> GIVEN INFORMATION:
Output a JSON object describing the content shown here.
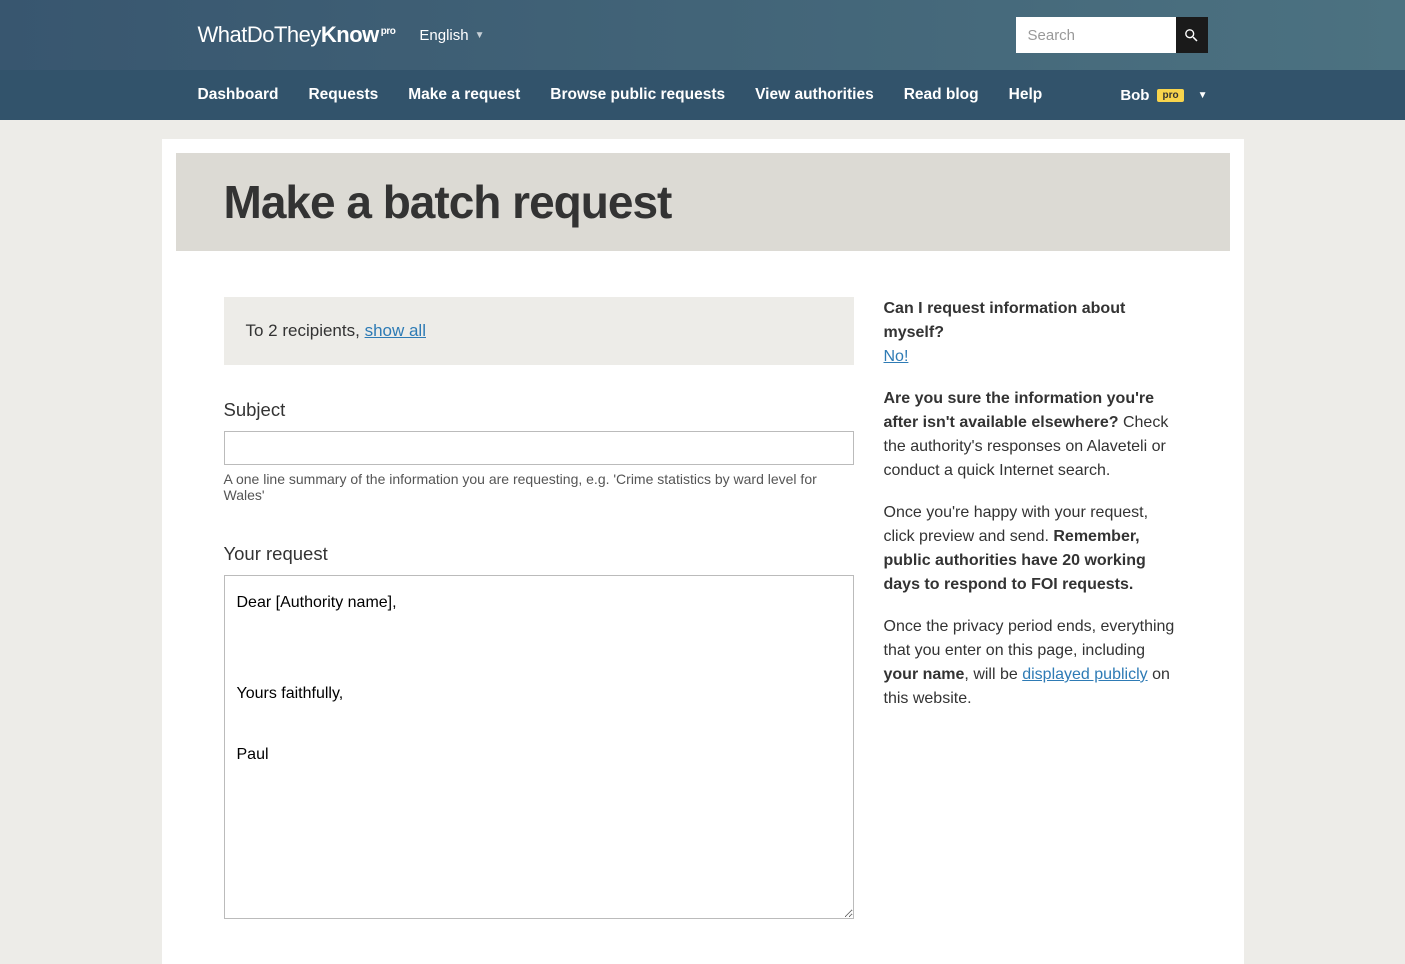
{
  "header": {
    "logo_part1": "WhatDoThey",
    "logo_part2": "Know",
    "logo_pro": "pro",
    "language": "English",
    "search_placeholder": "Search"
  },
  "nav": {
    "items": [
      "Dashboard",
      "Requests",
      "Make a request",
      "Browse public requests",
      "View authorities",
      "Read blog",
      "Help"
    ],
    "user_name": "Bob",
    "pro_badge": "pro"
  },
  "page": {
    "title": "Make a batch request"
  },
  "recipients": {
    "prefix": "To 2 recipients, ",
    "link": "show all"
  },
  "form": {
    "subject_label": "Subject",
    "subject_value": "",
    "subject_hint": "A one line summary of the information you are requesting, e.g. 'Crime statistics by ward level for Wales'",
    "request_label": "Your request",
    "request_value": "Dear [Authority name],\n\n\nYours faithfully,\n\nPaul"
  },
  "sidebar": {
    "q1_bold": "Can I request information about myself?",
    "q1_link": "No!",
    "q2_bold": "Are you sure the information you're after isn't available elsewhere?",
    "q2_text": " Check the authority's responses on Alaveteli or conduct a quick Internet search.",
    "p3_text1": "Once you're happy with your request, click preview and send. ",
    "p3_bold": "Remember, public authorities have 20 working days to respond to FOI requests.",
    "p4_text1": "Once the privacy period ends, everything that you enter on this page, including ",
    "p4_bold": "your name",
    "p4_text2": ", will be ",
    "p4_link": "displayed publicly",
    "p4_text3": " on this website."
  }
}
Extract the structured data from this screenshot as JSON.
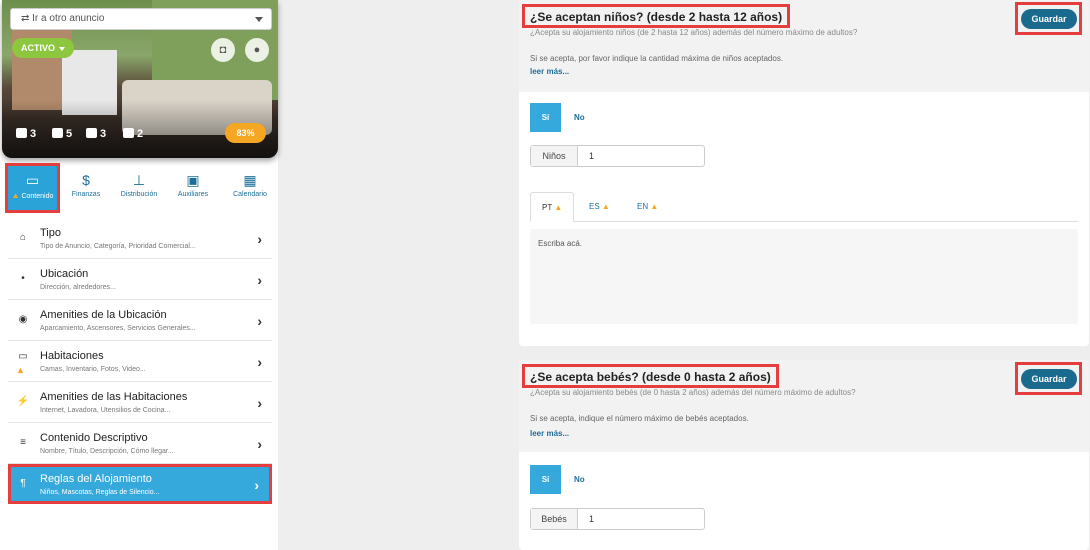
{
  "sidebar": {
    "listing_select": "⇄ Ir a otro anuncio",
    "status_label": "ACTIVO",
    "stats": {
      "rooms": "3",
      "guests": "5",
      "beds": "3",
      "baths": "2"
    },
    "completion": "83%",
    "tabs": [
      {
        "label": "Contenido",
        "icon": "bed-icon",
        "warning": true
      },
      {
        "label": "Finanzas",
        "icon": "dollar-icon"
      },
      {
        "label": "Distribución",
        "icon": "sitemap-icon"
      },
      {
        "label": "Auxiliares",
        "icon": "cubes-icon"
      },
      {
        "label": "Calendario",
        "icon": "calendar-icon"
      }
    ],
    "menu": [
      {
        "title": "Tipo",
        "subtitle": "Tipo de Anuncio, Categoría, Prioridad Comercial...",
        "icon": "home-icon"
      },
      {
        "title": "Ubicación",
        "subtitle": "Dirección, alrededores...",
        "icon": "map-pin-icon"
      },
      {
        "title": "Amenities de la Ubicación",
        "subtitle": "Aparcamiento, Ascensores, Servicios Generales...",
        "icon": "dot-circle-icon"
      },
      {
        "title": "Habitaciones",
        "subtitle": "Camas, Inventario, Fotos, Video...",
        "icon": "bed-icon",
        "warning": true
      },
      {
        "title": "Amenities de las Habitaciones",
        "subtitle": "Internet, Lavadora, Utensilios de Cocina...",
        "icon": "plug-icon"
      },
      {
        "title": "Contenido Descriptivo",
        "subtitle": "Nombre, Título, Descripción, Cómo llegar...",
        "icon": "align-left-icon"
      },
      {
        "title": "Reglas del Alojamiento",
        "subtitle": "Niños, Mascotas, Reglas de Silencio...",
        "icon": "paragraph-icon",
        "active": true
      }
    ]
  },
  "children_card": {
    "title": "¿Se aceptan niños? (desde 2 hasta 12 años)",
    "desc1": "¿Acepta su alojamiento niños (de 2 hasta 12 años) además del número máximo de adultos?",
    "desc2": "Si se acepta, por favor indique la cantidad máxima de niños aceptados.",
    "read_more": "leer más...",
    "save": "Guardar",
    "yes": "Sí",
    "no": "No",
    "field_label": "Niños",
    "field_value": "1",
    "lang_tabs": [
      "PT",
      "ES",
      "EN"
    ],
    "textarea_placeholder": "Escriba acá."
  },
  "babies_card": {
    "title": "¿Se acepta bebés? (desde 0 hasta 2 años)",
    "desc1": "¿Acepta su alojamiento bebés (de 0 hasta 2 años) además del número máximo de adultos?",
    "desc2": "Si se acepta, indique el número máximo de bebés aceptados.",
    "read_more": "leer más...",
    "save": "Guardar",
    "yes": "Sí",
    "no": "No",
    "field_label": "Bebés",
    "field_value": "1"
  },
  "colors": {
    "accent": "#36a9dc",
    "save": "#1a6a8e",
    "active_status": "#8dc63f",
    "warning": "#f5a623",
    "highlight": "#e53e3e"
  }
}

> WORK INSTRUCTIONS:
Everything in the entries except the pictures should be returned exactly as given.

> YOUR RESPONSE:
Output a JSON object describing the content shown here.
{
  "header": {
    "logo_part1": "WhatDoThey",
    "logo_part2": "Know",
    "logo_pro": "pro",
    "language": "English",
    "search_placeholder": "Search"
  },
  "nav": {
    "items": [
      "Dashboard",
      "Requests",
      "Make a request",
      "Browse public requests",
      "View authorities",
      "Read blog",
      "Help"
    ],
    "user_name": "Bob",
    "pro_badge": "pro"
  },
  "page": {
    "title": "Make a batch request"
  },
  "recipients": {
    "prefix": "To 2 recipients, ",
    "link": "show all"
  },
  "form": {
    "subject_label": "Subject",
    "subject_value": "",
    "subject_hint": "A one line summary of the information you are requesting, e.g. 'Crime statistics by ward level for Wales'",
    "request_label": "Your request",
    "request_value": "Dear [Authority name],\n\n\nYours faithfully,\n\nPaul"
  },
  "sidebar": {
    "q1_bold": "Can I request information about myself?",
    "q1_link": "No!",
    "q2_bold": "Are you sure the information you're after isn't available elsewhere?",
    "q2_text": " Check the authority's responses on Alaveteli or conduct a quick Internet search.",
    "p3_text1": "Once you're happy with your request, click preview and send. ",
    "p3_bold": "Remember, public authorities have 20 working days to respond to FOI requests.",
    "p4_text1": "Once the privacy period ends, everything that you enter on this page, including ",
    "p4_bold": "your name",
    "p4_text2": ", will be ",
    "p4_link": "displayed publicly",
    "p4_text3": " on this website."
  }
}
Extract the structured data from this screenshot as JSON.
{
  "sidebar": {
    "listing_select": "⇄ Ir a otro anuncio",
    "status_label": "ACTIVO",
    "stats": {
      "rooms": "3",
      "guests": "5",
      "beds": "3",
      "baths": "2"
    },
    "completion": "83%",
    "tabs": [
      {
        "label": "Contenido",
        "icon": "bed-icon",
        "warning": true
      },
      {
        "label": "Finanzas",
        "icon": "dollar-icon"
      },
      {
        "label": "Distribución",
        "icon": "sitemap-icon"
      },
      {
        "label": "Auxiliares",
        "icon": "cubes-icon"
      },
      {
        "label": "Calendario",
        "icon": "calendar-icon"
      }
    ],
    "menu": [
      {
        "title": "Tipo",
        "subtitle": "Tipo de Anuncio, Categoría, Prioridad Comercial...",
        "icon": "home-icon"
      },
      {
        "title": "Ubicación",
        "subtitle": "Dirección, alrededores...",
        "icon": "map-pin-icon"
      },
      {
        "title": "Amenities de la Ubicación",
        "subtitle": "Aparcamiento, Ascensores, Servicios Generales...",
        "icon": "dot-circle-icon"
      },
      {
        "title": "Habitaciones",
        "subtitle": "Camas, Inventario, Fotos, Video...",
        "icon": "bed-icon",
        "warning": true
      },
      {
        "title": "Amenities de las Habitaciones",
        "subtitle": "Internet, Lavadora, Utensilios de Cocina...",
        "icon": "plug-icon"
      },
      {
        "title": "Contenido Descriptivo",
        "subtitle": "Nombre, Título, Descripción, Cómo llegar...",
        "icon": "align-left-icon"
      },
      {
        "title": "Reglas del Alojamiento",
        "subtitle": "Niños, Mascotas, Reglas de Silencio...",
        "icon": "paragraph-icon",
        "active": true
      }
    ]
  },
  "children_card": {
    "title": "¿Se aceptan niños? (desde 2 hasta 12 años)",
    "desc1": "¿Acepta su alojamiento niños (de 2 hasta 12 años) además del número máximo de adultos?",
    "desc2": "Si se acepta, por favor indique la cantidad máxima de niños aceptados.",
    "read_more": "leer más...",
    "save": "Guardar",
    "yes": "Sí",
    "no": "No",
    "field_label": "Niños",
    "field_value": "1",
    "lang_tabs": [
      "PT",
      "ES",
      "EN"
    ],
    "textarea_placeholder": "Escriba acá."
  },
  "babies_card": {
    "title": "¿Se acepta bebés? (desde 0 hasta 2 años)",
    "desc1": "¿Acepta su alojamiento bebés (de 0 hasta 2 años) además del número máximo de adultos?",
    "desc2": "Si se acepta, indique el número máximo de bebés aceptados.",
    "read_more": "leer más...",
    "save": "Guardar",
    "yes": "Sí",
    "no": "No",
    "field_label": "Bebés",
    "field_value": "1"
  },
  "colors": {
    "accent": "#36a9dc",
    "save": "#1a6a8e",
    "active_status": "#8dc63f",
    "warning": "#f5a623",
    "highlight": "#e53e3e"
  }
}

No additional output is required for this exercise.